In 2013 we had to cancel our trip to Wakatobi the day before we were due to travel because Vicky found a tumour in her leg so we were delighted to get to this fabulous Indonesian Dive Resort on a little island off the South Coast of Sulawesi in October 2015. We first heard of Wakatobi at the Singapore Dive show and was impressed as it was situated in a great diving area and, being the only resort for miles, had sole access to the many excellent dive sites.
Wakatobi is on Onemobaa Island, next to the larger Tomia Island where a small airstrip is reached by a 2 hour charter flight from Bali. The resort currently runs two flights per week so we arrange to visit from Friday to Friday. When we arrive at the airstrip we take taxies to the jetty of the adjacent fishing village and transfer to a boat to take us on a 10 minute ride across to Wakatobi. Everyone is super friendly and helpful and there is no shortage of staff - about 200 in the half full resort. We get a short briefing and are shown to our beach front villa where we take off our shoes and don't put them on again for a week. The resort has a central 'long house' and dive centre with a restaurant, spa and the rooms scattered around pretty gardens with palms and flowers. Being Swiss-run everything works by the book - from our drills on the first dive on the house reef to logging your own Nitrox everyday. And you better be on time for the diveboat because they leave on the dot.
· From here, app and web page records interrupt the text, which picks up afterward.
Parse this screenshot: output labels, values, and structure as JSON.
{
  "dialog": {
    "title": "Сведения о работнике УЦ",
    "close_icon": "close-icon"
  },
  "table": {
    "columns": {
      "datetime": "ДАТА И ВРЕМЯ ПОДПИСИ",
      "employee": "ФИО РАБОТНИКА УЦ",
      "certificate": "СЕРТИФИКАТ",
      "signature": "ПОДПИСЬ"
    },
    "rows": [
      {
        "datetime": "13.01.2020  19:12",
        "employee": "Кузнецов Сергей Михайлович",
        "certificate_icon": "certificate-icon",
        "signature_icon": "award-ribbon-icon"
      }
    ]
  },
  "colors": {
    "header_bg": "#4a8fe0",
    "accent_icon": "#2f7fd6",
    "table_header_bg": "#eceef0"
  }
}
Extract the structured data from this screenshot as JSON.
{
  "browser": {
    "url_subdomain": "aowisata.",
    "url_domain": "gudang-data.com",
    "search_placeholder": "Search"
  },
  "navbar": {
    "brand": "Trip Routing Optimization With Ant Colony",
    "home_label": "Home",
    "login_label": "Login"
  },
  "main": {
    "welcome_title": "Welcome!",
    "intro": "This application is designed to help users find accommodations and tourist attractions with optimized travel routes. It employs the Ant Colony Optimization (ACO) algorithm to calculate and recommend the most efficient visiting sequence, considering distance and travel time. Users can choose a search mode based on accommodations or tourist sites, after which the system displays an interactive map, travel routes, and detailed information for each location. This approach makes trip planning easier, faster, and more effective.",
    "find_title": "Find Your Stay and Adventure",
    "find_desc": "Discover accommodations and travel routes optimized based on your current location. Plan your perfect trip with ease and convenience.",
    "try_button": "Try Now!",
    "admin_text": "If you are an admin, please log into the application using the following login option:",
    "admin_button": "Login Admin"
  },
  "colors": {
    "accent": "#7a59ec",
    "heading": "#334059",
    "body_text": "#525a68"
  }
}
There are three dives per day - two in the morning and one in the afternoon or evening. In addition you can dive on the house reef as well if you want to. Diving is run from four large diveboats which can carry up to 18 divers each - in fact we had between 6 and 15 divers on our boats and it generally wasn't crowded. We dived with our guide, Muji, in a group of 3 or 4. The diving is also well set up for photographers with a camera room and plenty of space on the boats for gear. Most of the dives are drifts on walls although we also dive some pinnacles and sloping reefs. The fans and soft and hard coral are spectacular and there are loads of reef fish and critters although we see fewer larger fish and no big pelagics. A few turtles and families of bumphead parrot fish plus the odd baracuda.
Vicky is pleased that she brought her waistcoat and hood as the water temperature is not so hot at 26C. We also mostly do 70 minute dives by the end of which we are decidedly chilly. Muji turns out to be a great spotter of small stuff and is triumphant when he finds us a juvenile Rumengan's pipehorse - no bigger than a hair. I am equally delighted when my photo (below) is in focus! He also finds a number of white Pygmy seahorses which are equally hard to photograph, together with many nudibranchs and flatworms.
We see a number of new creatures we have not seen before like the spearing mantis shrimp which sits in a hole in the sand and can shoot out a spear which can pierce a camera housing according to Muji. I had not seen the jawfish (another sandhole dweller) with a mouthful of eggs before either. We don't find any frogfish but we do see octopus, ghost pipefish, crocodile fish, and the 'elegant' squat lobster (below) - another new one for me.
One thing that surprises us is the number of people who come back here time and time again. We certainly enjoyed our stay but there are so many places that we still want to visit that I think we will do more exploring of Asia and the Pacific before we are back. However I would certainly recommend this as a great place for a week's diving. You can combine the resort stay with a week on their liveaboard, the Pelagian, for an even finer diving holiday. During our stay our clocks get adjusted - we are up at around 5.30 and in bed by 9pm most nights. 10 o'clock is a late night as breakfast starts at 6.30 and we are on the boats by 7.30. Still this works well and we enjoy our sundowners on the jetty bar each night around 5.45. Click on the links in the sidebar to see photos from the trip and connect to the resort website.